When Carlos Tevez scored each of his brace of goals last night, there was in his gesturing and facial contortions something more than the euphoric, spontaneous release of tension that usually accompanies football's equivalent of le petit mort. The Argentine famously swapped red shirt for blue in a close-season transfer, making each strike all the more bitter for United followers and explaining the histrionics on both sides of the Manchester divide.
Alerted to the fact that Bill Gates has made his debut on Twitter, I wondered if there was something of the same feeling at Microsoft HQ in Redmond, Washington. If not quite the heart-in-salt sensation of a football supporter watching a former hero returning to conquer, then maybe just a hint of 'Et tu, Bill?' The old Bill was synonymous with Microsoft and brooked no suggestion that there was other life in the software universe. Pretenders were cloned, trumped and crushed in a ruthless display of faultless execution. Seeing his face on Twitter looked like an act of treachery by those standards.

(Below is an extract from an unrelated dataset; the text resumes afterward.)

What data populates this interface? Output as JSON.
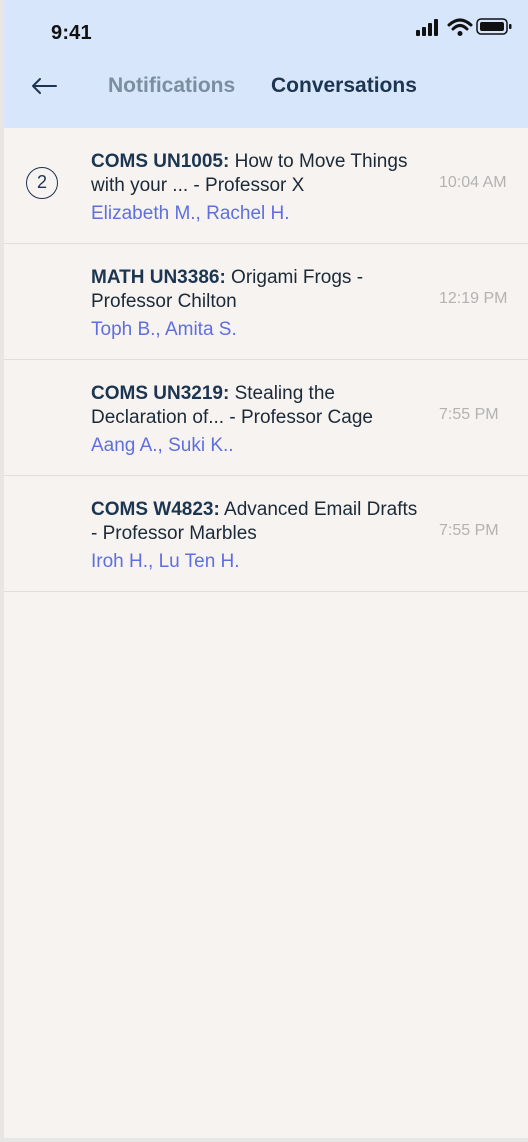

But today's Microsoft has no equivalent of Twitter, not even a pale imitation. The company's whole internet strategy smacks of cut-and-make-do and it could sorely use an injection of life. Knowing how tightly run Microsoft PR was in the Gates era, I half wonder whether, rather than an indication of zeitgeist, 'Dollar' Bill's Twitter bow is a prelude to Microsoft doing something daring and buying the company.
From the SAP $50bn merger talks to the epic failure of the Yahoo deal, it's clear that Steve Ballmer has the appetite for a large deal. Twitter would provide Microsoft with the lens onto the world that Windows, Office and IE once provided, a destination that cannot be ignored, a place to which we always return. It could also be a display case for new technologies and send out a signal that the old Microsoft of command-and-control and embrace-and-extend is gone, to be replaced by something more modern and loose limbed.
Today's Microsoft doesn't feel like the Microsoft of old and the protracted legal pursuit of Microsoft suggests there can never be a return to order. But companies can reinvent themselves and the simplest, fastest route back is the M&A road.